At the same time, Montalbano’s dealings with his superiors cause him to construct elaborate stories about his non-existent wife and children, one of whom sadly dies, car accidents and bodily injuries. At such times, Camilleri’s humour is exhilarating although the well meaning and sympathetic Dr Lattes, in particular, is treated rather badly. The book is very much about the Inspector and his familiar strengths and weaknesses, not least his increasing tendency to over-eat. Fazio and, especially, Mimì are rather peripheral, and the author gives a nod toward Georges Simenon.
The plot is rather rudimentary and a great deal happens rather quickly towards the, rather tragic, ending, including the anticipated reappearance of the traffic jam victim. En route the reader is entertained by Catarella’s verbal delivery and amazed by his ability to get the name of caller correct, confused by Laura’s erratic behavior, enjoys Montalbano’s sparring with the pathologist, Dr Pasquano, and salivates at meals eaten at home and at Enzo’s [but certainly not at the Pesce d’Oro, ‘Stinking and expensive to boot! The cook must have been a terminal drug addict or a criminal sadist. . . . The guy didn't get a single thing right, not even by accident.’]
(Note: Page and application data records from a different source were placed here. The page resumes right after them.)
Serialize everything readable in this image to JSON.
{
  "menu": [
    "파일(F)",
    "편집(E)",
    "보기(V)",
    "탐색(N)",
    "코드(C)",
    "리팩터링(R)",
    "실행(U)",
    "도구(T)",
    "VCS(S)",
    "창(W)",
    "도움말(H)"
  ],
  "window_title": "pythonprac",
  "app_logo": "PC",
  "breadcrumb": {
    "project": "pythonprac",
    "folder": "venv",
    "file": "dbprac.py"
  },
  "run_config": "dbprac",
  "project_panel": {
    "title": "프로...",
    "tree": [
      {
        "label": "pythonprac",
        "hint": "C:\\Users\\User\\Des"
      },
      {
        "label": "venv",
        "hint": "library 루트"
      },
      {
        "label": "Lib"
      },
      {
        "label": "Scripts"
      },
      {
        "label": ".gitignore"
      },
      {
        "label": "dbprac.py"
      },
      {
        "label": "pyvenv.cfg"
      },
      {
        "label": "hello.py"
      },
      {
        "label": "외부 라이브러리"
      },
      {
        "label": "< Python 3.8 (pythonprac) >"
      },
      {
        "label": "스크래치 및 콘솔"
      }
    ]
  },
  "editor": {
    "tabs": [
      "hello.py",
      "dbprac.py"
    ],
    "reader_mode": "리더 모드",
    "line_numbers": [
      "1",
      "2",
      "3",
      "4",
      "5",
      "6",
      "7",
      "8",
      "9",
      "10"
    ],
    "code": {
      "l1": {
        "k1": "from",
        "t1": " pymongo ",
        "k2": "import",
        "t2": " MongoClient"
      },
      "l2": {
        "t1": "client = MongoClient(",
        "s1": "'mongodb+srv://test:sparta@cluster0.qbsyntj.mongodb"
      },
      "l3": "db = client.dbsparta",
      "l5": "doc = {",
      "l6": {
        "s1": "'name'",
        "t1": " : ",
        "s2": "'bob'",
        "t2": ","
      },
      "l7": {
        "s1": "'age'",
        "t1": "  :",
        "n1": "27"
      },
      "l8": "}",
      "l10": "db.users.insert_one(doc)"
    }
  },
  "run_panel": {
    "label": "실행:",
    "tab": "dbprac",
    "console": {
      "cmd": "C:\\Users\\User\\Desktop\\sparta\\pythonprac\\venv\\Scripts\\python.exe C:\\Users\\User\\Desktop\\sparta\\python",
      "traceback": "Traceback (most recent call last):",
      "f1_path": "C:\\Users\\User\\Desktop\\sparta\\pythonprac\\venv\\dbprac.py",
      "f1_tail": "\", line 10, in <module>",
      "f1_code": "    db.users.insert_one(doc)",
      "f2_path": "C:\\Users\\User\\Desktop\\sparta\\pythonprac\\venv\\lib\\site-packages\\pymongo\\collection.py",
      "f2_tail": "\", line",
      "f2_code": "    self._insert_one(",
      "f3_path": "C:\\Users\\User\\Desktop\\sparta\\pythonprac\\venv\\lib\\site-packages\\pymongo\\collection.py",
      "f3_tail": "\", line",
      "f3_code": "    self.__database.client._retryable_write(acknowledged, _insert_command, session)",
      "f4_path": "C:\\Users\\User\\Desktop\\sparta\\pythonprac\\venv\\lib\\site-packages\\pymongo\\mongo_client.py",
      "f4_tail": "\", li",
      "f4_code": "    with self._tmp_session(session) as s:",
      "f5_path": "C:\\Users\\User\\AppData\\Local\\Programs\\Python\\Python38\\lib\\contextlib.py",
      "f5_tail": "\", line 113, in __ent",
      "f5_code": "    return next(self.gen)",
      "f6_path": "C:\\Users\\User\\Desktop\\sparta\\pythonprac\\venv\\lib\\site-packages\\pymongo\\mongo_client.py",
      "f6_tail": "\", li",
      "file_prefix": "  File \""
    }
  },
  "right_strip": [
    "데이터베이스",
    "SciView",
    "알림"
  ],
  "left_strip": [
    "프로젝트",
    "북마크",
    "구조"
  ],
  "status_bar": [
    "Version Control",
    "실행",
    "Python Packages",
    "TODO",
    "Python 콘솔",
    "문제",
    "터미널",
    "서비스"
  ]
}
The recent clutch of Camilleri’s books has tended to play down the plotting in favour of subtle additions and reinforcements of Montalbano’s ageing character. Whilst this will no doubt delight almost all established readers, who can add more from their own personal impressions, it may create a rather bland impression in those coming newly to Sicily, Vigàta and the police investigators. However, there is a chilling scene when the Inspector is sent a ‘a funeral cushion of white flowers in the middle of his desk, the kind that lays on coffins.’, the classic Mafia warning.
As well as translating to his normal very high standards, Sartarelli also adds his usual informative notes at the end of the story.